* _WHAT YOU NEED TO DO_
Pull every line containing "heart" from the entries.

[[ RECORDS FOR THE TASK open ]]

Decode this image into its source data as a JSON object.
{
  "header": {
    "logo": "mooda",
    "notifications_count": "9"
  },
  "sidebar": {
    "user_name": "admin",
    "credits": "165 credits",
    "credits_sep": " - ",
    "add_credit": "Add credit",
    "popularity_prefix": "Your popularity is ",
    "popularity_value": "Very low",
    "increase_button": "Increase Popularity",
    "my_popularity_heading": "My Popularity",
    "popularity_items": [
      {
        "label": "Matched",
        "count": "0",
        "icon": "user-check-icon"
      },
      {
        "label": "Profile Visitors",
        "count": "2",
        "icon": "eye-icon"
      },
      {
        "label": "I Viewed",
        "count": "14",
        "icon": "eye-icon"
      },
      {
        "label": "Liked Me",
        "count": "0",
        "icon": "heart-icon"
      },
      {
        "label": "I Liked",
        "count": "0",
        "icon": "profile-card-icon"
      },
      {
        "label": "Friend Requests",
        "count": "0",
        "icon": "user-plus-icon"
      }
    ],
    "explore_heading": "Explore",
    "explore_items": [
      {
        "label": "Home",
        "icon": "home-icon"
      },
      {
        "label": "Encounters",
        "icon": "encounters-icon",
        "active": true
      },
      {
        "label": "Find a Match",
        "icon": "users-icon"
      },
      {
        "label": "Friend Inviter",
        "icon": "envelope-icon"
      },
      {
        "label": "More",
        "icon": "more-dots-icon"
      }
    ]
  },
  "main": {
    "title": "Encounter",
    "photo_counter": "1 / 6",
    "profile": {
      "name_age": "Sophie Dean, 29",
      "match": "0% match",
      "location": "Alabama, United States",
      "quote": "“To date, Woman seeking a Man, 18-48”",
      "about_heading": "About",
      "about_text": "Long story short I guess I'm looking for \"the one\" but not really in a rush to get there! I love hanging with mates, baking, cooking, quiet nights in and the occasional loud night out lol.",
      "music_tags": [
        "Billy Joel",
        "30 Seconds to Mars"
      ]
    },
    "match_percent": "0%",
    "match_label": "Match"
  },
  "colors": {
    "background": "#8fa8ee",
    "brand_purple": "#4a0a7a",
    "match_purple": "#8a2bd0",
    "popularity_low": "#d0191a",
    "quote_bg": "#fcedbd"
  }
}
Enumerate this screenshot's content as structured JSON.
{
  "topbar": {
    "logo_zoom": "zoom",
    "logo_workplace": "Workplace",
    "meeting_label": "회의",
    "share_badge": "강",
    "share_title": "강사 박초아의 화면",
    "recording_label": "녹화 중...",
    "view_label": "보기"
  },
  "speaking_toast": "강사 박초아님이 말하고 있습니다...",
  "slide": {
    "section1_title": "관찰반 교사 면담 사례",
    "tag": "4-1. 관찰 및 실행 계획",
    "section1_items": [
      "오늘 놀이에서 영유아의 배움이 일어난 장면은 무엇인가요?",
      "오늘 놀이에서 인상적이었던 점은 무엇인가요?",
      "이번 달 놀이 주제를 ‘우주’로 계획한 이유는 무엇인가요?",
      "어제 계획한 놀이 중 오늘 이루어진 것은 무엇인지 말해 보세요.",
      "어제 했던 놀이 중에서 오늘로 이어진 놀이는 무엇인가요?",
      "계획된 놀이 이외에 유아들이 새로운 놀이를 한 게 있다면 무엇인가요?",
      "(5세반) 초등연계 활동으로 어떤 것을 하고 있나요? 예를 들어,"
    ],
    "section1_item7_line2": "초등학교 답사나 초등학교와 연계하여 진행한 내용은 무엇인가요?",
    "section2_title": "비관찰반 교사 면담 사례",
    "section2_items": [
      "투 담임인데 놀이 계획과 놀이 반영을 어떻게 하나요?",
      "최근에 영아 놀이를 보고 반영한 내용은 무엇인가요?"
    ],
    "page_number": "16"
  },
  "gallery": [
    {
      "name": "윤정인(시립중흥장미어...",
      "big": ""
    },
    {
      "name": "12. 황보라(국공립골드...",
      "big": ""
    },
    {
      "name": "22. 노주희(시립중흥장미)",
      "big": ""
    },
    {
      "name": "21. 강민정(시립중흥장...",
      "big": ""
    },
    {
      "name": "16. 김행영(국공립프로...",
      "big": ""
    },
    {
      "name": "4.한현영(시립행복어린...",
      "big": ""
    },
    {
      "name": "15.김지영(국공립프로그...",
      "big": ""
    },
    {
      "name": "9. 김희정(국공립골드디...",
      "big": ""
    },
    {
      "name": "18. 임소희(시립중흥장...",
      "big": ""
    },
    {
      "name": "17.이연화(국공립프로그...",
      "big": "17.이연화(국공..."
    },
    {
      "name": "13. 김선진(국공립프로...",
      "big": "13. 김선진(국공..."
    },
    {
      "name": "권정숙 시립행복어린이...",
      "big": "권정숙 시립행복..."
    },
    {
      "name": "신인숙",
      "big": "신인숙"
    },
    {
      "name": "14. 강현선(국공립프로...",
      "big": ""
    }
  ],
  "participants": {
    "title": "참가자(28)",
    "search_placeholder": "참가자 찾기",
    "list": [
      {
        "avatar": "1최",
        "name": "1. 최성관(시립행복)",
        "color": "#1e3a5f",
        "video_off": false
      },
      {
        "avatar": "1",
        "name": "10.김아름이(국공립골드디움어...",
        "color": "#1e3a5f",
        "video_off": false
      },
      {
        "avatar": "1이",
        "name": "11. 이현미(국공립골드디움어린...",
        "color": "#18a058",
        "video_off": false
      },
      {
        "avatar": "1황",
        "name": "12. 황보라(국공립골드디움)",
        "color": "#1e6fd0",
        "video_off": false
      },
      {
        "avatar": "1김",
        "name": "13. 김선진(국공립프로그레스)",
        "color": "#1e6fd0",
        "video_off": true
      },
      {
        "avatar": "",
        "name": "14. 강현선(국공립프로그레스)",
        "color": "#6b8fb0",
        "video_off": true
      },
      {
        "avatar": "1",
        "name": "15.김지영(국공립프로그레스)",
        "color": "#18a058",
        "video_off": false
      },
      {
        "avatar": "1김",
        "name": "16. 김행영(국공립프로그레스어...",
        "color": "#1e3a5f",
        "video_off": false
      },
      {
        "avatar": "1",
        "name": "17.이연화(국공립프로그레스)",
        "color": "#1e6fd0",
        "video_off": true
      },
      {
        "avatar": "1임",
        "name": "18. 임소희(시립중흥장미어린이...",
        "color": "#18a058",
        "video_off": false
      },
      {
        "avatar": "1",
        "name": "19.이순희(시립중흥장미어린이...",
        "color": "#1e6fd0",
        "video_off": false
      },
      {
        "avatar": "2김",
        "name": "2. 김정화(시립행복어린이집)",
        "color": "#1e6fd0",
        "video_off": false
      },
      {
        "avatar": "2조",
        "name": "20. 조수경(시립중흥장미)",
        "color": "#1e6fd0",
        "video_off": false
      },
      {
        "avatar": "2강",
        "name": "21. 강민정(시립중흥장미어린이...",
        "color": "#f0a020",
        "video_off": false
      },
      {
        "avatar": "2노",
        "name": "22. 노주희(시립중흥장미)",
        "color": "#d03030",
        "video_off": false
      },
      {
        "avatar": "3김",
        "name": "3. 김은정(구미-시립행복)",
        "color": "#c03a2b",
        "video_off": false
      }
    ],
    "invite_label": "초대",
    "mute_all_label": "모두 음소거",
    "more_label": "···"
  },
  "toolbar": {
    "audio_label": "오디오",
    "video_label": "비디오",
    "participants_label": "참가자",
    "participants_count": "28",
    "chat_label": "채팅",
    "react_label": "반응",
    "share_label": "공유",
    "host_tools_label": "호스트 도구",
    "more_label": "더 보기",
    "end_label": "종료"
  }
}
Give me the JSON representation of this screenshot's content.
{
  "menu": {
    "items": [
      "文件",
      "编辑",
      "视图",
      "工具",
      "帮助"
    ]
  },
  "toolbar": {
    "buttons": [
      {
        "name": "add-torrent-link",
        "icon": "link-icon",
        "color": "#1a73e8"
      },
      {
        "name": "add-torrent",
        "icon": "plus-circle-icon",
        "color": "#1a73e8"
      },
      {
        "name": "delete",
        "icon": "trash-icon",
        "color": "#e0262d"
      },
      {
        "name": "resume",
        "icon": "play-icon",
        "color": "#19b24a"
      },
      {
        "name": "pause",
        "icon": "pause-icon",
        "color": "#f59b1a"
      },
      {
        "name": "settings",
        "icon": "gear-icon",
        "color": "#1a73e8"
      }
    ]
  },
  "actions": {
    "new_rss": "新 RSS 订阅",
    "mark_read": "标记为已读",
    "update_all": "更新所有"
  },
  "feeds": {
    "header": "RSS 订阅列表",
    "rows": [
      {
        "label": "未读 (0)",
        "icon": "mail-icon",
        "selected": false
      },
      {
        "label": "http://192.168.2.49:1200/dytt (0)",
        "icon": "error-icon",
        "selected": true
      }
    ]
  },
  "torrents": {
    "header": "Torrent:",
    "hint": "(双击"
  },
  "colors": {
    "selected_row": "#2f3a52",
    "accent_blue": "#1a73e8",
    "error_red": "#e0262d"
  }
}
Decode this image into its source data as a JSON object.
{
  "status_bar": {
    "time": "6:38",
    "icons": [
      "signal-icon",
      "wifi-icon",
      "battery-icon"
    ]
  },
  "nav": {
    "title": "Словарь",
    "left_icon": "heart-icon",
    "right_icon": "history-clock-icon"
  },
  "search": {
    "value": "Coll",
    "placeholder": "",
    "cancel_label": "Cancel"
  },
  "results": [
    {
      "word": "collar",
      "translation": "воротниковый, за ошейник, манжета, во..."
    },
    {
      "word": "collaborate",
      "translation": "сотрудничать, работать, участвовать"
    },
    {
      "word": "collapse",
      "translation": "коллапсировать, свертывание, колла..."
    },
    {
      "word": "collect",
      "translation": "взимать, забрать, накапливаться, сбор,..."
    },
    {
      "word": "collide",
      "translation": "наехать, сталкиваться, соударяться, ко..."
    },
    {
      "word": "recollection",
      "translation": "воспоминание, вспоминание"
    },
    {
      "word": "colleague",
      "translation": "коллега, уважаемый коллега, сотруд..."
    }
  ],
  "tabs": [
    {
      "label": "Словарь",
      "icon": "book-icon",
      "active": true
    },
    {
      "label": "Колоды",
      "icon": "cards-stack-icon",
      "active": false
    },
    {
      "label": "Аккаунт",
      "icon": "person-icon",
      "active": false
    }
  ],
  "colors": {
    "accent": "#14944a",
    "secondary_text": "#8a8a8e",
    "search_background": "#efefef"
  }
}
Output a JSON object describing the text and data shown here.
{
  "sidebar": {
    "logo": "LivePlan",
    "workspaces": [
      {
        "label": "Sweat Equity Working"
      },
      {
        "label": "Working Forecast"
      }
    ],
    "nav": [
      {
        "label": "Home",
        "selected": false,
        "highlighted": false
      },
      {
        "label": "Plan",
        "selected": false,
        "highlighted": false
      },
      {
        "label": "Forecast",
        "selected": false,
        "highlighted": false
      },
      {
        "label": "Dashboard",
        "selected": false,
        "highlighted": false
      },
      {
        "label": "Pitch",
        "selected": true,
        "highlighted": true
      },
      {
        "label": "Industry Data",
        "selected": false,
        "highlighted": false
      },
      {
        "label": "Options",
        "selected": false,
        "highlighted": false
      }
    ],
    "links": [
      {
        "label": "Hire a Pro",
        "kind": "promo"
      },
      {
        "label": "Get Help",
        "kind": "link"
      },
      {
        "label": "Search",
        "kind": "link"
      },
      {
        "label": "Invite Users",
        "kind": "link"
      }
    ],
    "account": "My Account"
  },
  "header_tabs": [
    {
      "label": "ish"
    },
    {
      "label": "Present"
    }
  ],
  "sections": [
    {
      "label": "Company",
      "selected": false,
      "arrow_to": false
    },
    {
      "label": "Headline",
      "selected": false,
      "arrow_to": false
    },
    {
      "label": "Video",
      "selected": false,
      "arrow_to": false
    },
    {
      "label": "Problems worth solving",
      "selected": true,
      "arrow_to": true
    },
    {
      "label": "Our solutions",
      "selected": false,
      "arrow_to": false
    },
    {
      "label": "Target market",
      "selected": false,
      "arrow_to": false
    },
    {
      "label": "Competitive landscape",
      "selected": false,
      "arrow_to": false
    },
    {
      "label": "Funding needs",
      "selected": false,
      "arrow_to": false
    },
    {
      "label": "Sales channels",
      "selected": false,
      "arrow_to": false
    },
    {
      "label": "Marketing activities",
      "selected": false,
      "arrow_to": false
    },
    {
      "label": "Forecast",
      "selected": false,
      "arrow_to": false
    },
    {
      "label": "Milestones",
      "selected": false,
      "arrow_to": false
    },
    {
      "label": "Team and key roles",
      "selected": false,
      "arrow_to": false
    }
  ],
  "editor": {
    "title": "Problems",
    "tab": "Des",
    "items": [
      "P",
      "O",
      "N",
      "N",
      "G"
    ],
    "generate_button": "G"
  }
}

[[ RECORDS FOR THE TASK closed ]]

* _EXERCISE OUTPUT_
        "icon": "heart-icon"
    "left_icon": "heart-icon",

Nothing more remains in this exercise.